▸ **Exercise input**:
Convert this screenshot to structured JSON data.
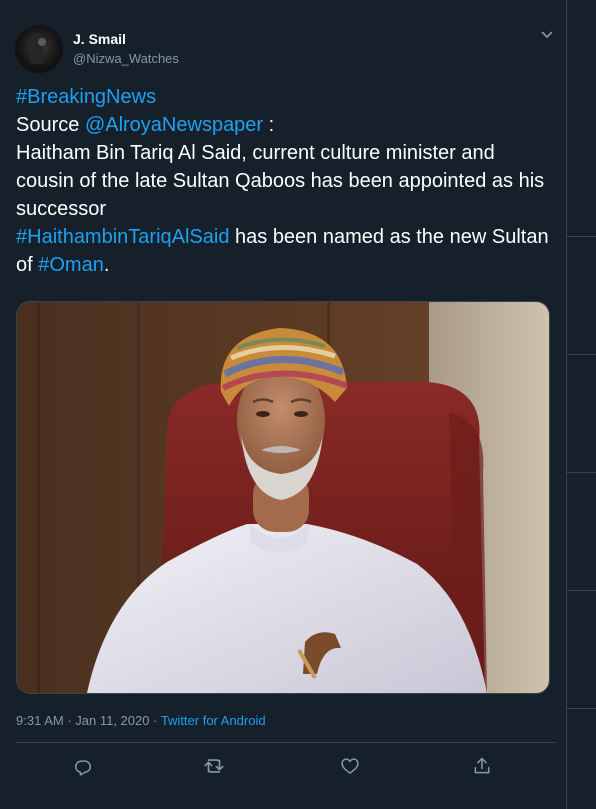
{
  "tweet": {
    "author": {
      "display_name": "J. Smail",
      "handle": "@Nizwa_Watches"
    },
    "body": {
      "hashtag_breaking": "#BreakingNews",
      "source_label": "Source ",
      "source_mention": "@AlroyaNewspaper",
      "source_suffix": " :",
      "announcement": "Haitham Bin Tariq Al Said,  current culture minister and cousin of the late Sultan Qaboos has been appointed as his successor",
      "hashtag_name": "#HaithambinTariqAlSaid",
      "named_text": " has been named as the new Sultan of ",
      "hashtag_oman": "#Oman",
      "end_punct": "."
    },
    "meta": {
      "time": "9:31 AM",
      "separator": " · ",
      "date": "Jan 11, 2020",
      "separator2": " · ",
      "source_app": "Twitter for Android"
    },
    "actions": {
      "reply_icon": "reply-icon",
      "retweet_icon": "retweet-icon",
      "like_icon": "heart-icon",
      "share_icon": "share-icon"
    },
    "colors": {
      "background": "#15202b",
      "text": "#ffffff",
      "secondary_text": "#8899a6",
      "link": "#1da1f2",
      "border": "#38444d"
    }
  }
}
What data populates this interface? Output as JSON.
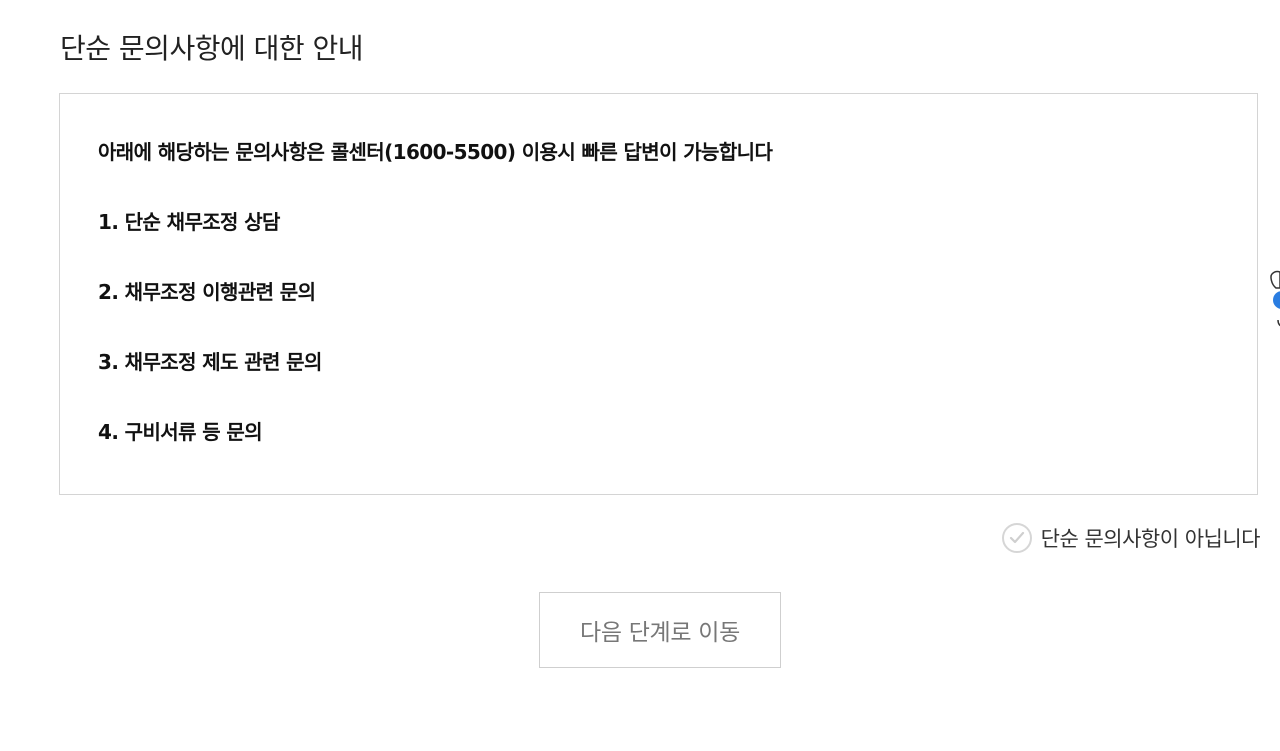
{
  "page": {
    "title": "단순 문의사항에 대한 안내"
  },
  "notice": {
    "intro": "아래에 해당하는 문의사항은 콜센터(1600-5500) 이용시 빠른 답변이 가능합니다",
    "items": [
      "1. 단순 채무조정 상담",
      "2. 채무조정 이행관련 문의",
      "3. 채무조정 제도 관련 문의",
      "4. 구비서류 등 문의"
    ]
  },
  "confirm": {
    "label": "단순 문의사항이 아닙니다",
    "checked": false
  },
  "actions": {
    "next_label": "다음 단계로 이동"
  },
  "colors": {
    "border": "#d4d4d4",
    "check_border": "#d6d6d6",
    "button_text": "#777777"
  },
  "icons": {
    "check": "checkmark-icon",
    "side_widget": "chatbot-mascot-icon"
  }
}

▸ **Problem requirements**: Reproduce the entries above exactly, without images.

▸ **Reply to the task**:
Convert this screenshot to structured JSON data.
{
  "tweet": {
    "author": {
      "display_name": "J. Smail",
      "handle": "@Nizwa_Watches"
    },
    "body": {
      "hashtag_breaking": "#BreakingNews",
      "source_label": "Source ",
      "source_mention": "@AlroyaNewspaper",
      "source_suffix": " :",
      "announcement": "Haitham Bin Tariq Al Said,  current culture minister and cousin of the late Sultan Qaboos has been appointed as his successor",
      "hashtag_name": "#HaithambinTariqAlSaid",
      "named_text": " has been named as the new Sultan of ",
      "hashtag_oman": "#Oman",
      "end_punct": "."
    },
    "meta": {
      "time": "9:31 AM",
      "separator": " · ",
      "date": "Jan 11, 2020",
      "separator2": " · ",
      "source_app": "Twitter for Android"
    },
    "actions": {
      "reply_icon": "reply-icon",
      "retweet_icon": "retweet-icon",
      "like_icon": "heart-icon",
      "share_icon": "share-icon"
    },
    "colors": {
      "background": "#15202b",
      "text": "#ffffff",
      "secondary_text": "#8899a6",
      "link": "#1da1f2",
      "border": "#38444d"
    }
  }
}
What data populates this interface? Output as JSON.
{
  "page": {
    "title": "단순 문의사항에 대한 안내"
  },
  "notice": {
    "intro": "아래에 해당하는 문의사항은 콜센터(1600-5500) 이용시 빠른 답변이 가능합니다",
    "items": [
      "1. 단순 채무조정 상담",
      "2. 채무조정 이행관련 문의",
      "3. 채무조정 제도 관련 문의",
      "4. 구비서류 등 문의"
    ]
  },
  "confirm": {
    "label": "단순 문의사항이 아닙니다",
    "checked": false
  },
  "actions": {
    "next_label": "다음 단계로 이동"
  },
  "colors": {
    "border": "#d4d4d4",
    "check_border": "#d6d6d6",
    "button_text": "#777777"
  },
  "icons": {
    "check": "checkmark-icon",
    "side_widget": "chatbot-mascot-icon"
  }
}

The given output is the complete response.